The Washington, D.C. dyke bar where I was a habitué from roughly 1992 to 1995 had a most incongruous name: the Hung Jury. The club was located in the city’s central business district. Apparently, during the workweek, it served as a lunch spot for white-collar professionals, a cohort that would have included the seemingly billions of lawyers who practiced in the capital. Perhaps this particular clientele explained the establishment’s moniker.
On Friday and Saturday nights, though, the Hung Jury was thronged with lezzes. To enter the club, you had to walk down an alley and present your ID to an unsmiling, no-nonsense, wiry, middle-aged butch (I can recall no other sentry besides this stern woman). My memory of the décor inside remains hazy, though I do recollect a framed poster or print, in the style of Patrick Nagel, of “Vogue”-era Madonna. What I will always remember is what I heard: house anthems like “Follow Me” by Aly-Us, “Percolator” by Cajmere, “Show Me Love” by Robin S. Newly out, just learning to be comfortable in my body, I danced for hours—hesitantly at first, then more confidently—surrounded by sapphic gyrators of all different races, ages, sizes.

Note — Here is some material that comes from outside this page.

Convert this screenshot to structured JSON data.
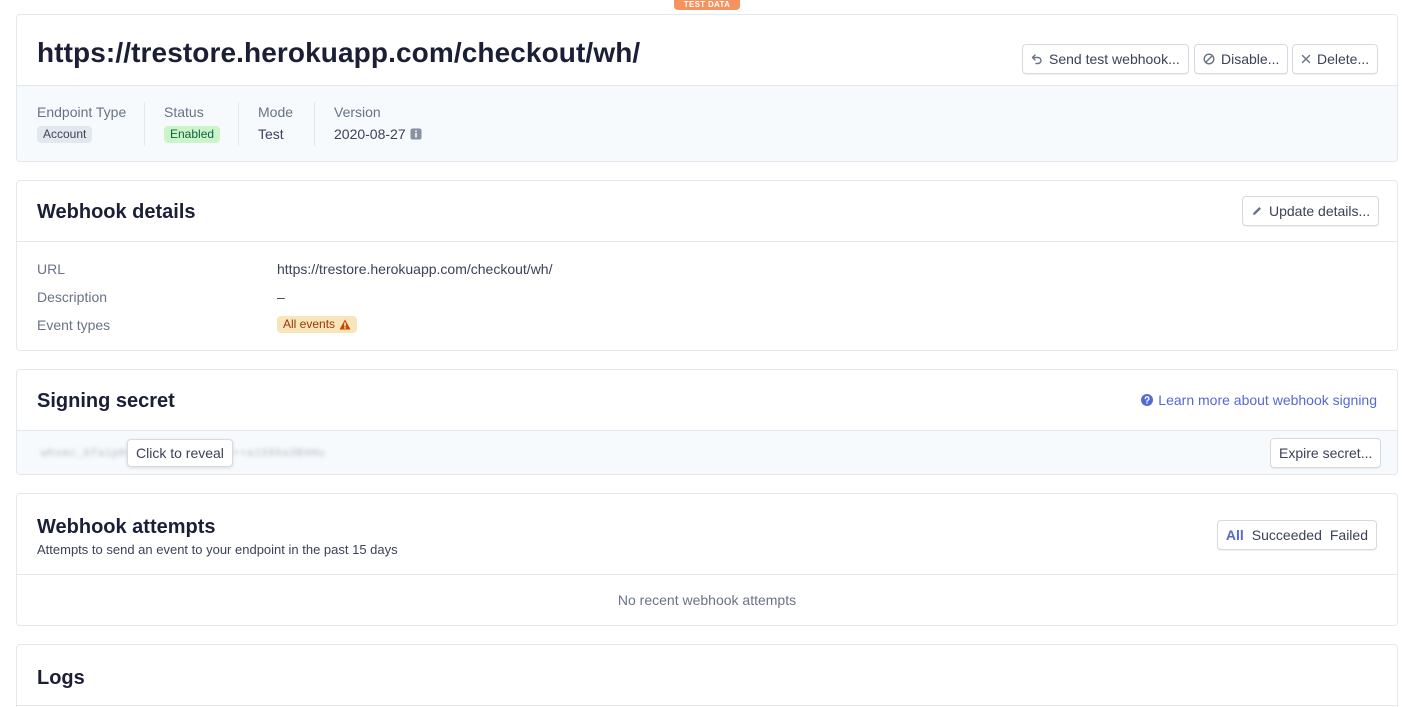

The Hung Jury closed circa 2012, just one of scores of nightspots catering to queer women that have shuttered in the past decade or so, an exemplar of a social space now perilously close to extinction.
Melissa Anderson is the film editor of 4Columns. Her book on David Lynch’s Inland Empire was published by Fireflies Press as part of its Decadent Editions series.